(Beginning of RECORDS TO PROCESS)
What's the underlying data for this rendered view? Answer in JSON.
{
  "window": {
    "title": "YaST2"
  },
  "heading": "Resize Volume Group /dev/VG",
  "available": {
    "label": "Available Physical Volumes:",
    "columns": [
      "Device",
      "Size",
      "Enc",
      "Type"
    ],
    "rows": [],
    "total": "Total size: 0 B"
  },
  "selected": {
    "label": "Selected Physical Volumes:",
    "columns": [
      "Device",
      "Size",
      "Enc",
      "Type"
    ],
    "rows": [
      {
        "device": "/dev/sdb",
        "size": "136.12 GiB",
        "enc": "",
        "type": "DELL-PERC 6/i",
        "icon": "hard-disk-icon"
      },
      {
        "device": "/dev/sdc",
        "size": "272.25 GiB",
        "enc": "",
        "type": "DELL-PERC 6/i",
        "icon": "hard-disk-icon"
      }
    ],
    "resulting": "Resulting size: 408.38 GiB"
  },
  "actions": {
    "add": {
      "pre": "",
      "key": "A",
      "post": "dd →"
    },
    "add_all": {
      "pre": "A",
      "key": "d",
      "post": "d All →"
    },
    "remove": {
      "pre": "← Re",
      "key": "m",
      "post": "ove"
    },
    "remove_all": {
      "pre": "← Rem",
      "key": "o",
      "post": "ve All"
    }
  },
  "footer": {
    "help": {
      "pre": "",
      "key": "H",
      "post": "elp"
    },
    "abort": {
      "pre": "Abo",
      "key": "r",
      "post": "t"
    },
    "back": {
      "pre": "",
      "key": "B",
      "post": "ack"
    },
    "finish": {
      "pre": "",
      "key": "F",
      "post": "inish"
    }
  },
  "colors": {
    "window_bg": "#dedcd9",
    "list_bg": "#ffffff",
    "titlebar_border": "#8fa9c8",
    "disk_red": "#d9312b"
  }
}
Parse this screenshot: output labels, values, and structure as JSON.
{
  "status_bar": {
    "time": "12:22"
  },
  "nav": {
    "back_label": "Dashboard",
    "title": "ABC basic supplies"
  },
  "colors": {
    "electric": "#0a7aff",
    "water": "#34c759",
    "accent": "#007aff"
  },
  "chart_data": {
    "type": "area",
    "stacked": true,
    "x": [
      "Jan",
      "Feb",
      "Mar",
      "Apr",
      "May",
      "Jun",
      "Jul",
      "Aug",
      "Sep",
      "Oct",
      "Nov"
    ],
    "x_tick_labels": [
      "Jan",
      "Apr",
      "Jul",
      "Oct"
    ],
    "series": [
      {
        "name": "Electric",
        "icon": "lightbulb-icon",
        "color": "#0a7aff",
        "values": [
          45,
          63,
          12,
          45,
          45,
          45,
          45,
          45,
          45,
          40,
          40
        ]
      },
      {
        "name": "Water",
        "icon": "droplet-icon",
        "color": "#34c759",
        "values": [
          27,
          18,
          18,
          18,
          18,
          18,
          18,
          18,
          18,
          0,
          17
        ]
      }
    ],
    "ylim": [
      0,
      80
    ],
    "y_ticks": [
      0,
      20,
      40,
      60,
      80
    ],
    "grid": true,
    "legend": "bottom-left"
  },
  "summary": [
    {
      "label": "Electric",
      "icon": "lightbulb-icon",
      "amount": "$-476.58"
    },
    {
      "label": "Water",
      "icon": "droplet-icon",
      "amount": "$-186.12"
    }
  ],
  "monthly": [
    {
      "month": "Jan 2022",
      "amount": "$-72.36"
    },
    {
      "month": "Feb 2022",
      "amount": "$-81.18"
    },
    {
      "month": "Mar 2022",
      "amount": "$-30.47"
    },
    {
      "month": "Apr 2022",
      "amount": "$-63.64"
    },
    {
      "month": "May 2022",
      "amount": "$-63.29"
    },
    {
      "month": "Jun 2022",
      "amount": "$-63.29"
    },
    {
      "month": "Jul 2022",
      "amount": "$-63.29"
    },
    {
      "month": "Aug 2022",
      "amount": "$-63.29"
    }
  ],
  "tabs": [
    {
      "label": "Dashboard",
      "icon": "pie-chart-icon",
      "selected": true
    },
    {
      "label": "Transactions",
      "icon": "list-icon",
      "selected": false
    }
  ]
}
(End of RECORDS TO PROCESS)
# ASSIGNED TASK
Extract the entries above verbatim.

# RESPONSE TO THIS TASK
What's the underlying data for this rendered view? Answer in JSON.
{
  "window": {
    "title": "YaST2"
  },
  "heading": "Resize Volume Group /dev/VG",
  "available": {
    "label": "Available Physical Volumes:",
    "columns": [
      "Device",
      "Size",
      "Enc",
      "Type"
    ],
    "rows": [],
    "total": "Total size: 0 B"
  },
  "selected": {
    "label": "Selected Physical Volumes:",
    "columns": [
      "Device",
      "Size",
      "Enc",
      "Type"
    ],
    "rows": [
      {
        "device": "/dev/sdb",
        "size": "136.12 GiB",
        "enc": "",
        "type": "DELL-PERC 6/i",
        "icon": "hard-disk-icon"
      },
      {
        "device": "/dev/sdc",
        "size": "272.25 GiB",
        "enc": "",
        "type": "DELL-PERC 6/i",
        "icon": "hard-disk-icon"
      }
    ],
    "resulting": "Resulting size: 408.38 GiB"
  },
  "actions": {
    "add": {
      "pre": "",
      "key": "A",
      "post": "dd →"
    },
    "add_all": {
      "pre": "A",
      "key": "d",
      "post": "d All →"
    },
    "remove": {
      "pre": "← Re",
      "key": "m",
      "post": "ove"
    },
    "remove_all": {
      "pre": "← Rem",
      "key": "o",
      "post": "ve All"
    }
  },
  "footer": {
    "help": {
      "pre": "",
      "key": "H",
      "post": "elp"
    },
    "abort": {
      "pre": "Abo",
      "key": "r",
      "post": "t"
    },
    "back": {
      "pre": "",
      "key": "B",
      "post": "ack"
    },
    "finish": {
      "pre": "",
      "key": "F",
      "post": "inish"
    }
  },
  "colors": {
    "window_bg": "#dedcd9",
    "list_bg": "#ffffff",
    "titlebar_border": "#8fa9c8",
    "disk_red": "#d9312b"
  }
}
Parse this screenshot: output labels, values, and structure as JSON.
{
  "status_bar": {
    "time": "12:22"
  },
  "nav": {
    "back_label": "Dashboard",
    "title": "ABC basic supplies"
  },
  "colors": {
    "electric": "#0a7aff",
    "water": "#34c759",
    "accent": "#007aff"
  },
  "chart_data": {
    "type": "area",
    "stacked": true,
    "x": [
      "Jan",
      "Feb",
      "Mar",
      "Apr",
      "May",
      "Jun",
      "Jul",
      "Aug",
      "Sep",
      "Oct",
      "Nov"
    ],
    "x_tick_labels": [
      "Jan",
      "Apr",
      "Jul",
      "Oct"
    ],
    "series": [
      {
        "name": "Electric",
        "icon": "lightbulb-icon",
        "color": "#0a7aff",
        "values": [
          45,
          63,
          12,
          45,
          45,
          45,
          45,
          45,
          45,
          40,
          40
        ]
      },
      {
        "name": "Water",
        "icon": "droplet-icon",
        "color": "#34c759",
        "values": [
          27,
          18,
          18,
          18,
          18,
          18,
          18,
          18,
          18,
          0,
          17
        ]
      }
    ],
    "ylim": [
      0,
      80
    ],
    "y_ticks": [
      0,
      20,
      40,
      60,
      80
    ],
    "grid": true,
    "legend": "bottom-left"
  },
  "summary": [
    {
      "label": "Electric",
      "icon": "lightbulb-icon",
      "amount": "$-476.58"
    },
    {
      "label": "Water",
      "icon": "droplet-icon",
      "amount": "$-186.12"
    }
  ],
  "monthly": [
    {
      "month": "Jan 2022",
      "amount": "$-72.36"
    },
    {
      "month": "Feb 2022",
      "amount": "$-81.18"
    },
    {
      "month": "Mar 2022",
      "amount": "$-30.47"
    },
    {
      "month": "Apr 2022",
      "amount": "$-63.64"
    },
    {
      "month": "May 2022",
      "amount": "$-63.29"
    },
    {
      "month": "Jun 2022",
      "amount": "$-63.29"
    },
    {
      "month": "Jul 2022",
      "amount": "$-63.29"
    },
    {
      "month": "Aug 2022",
      "amount": "$-63.29"
    }
  ],
  "tabs": [
    {
      "label": "Dashboard",
      "icon": "pie-chart-icon",
      "selected": true
    },
    {
      "label": "Transactions",
      "icon": "list-icon",
      "selected": false
    }
  ]
}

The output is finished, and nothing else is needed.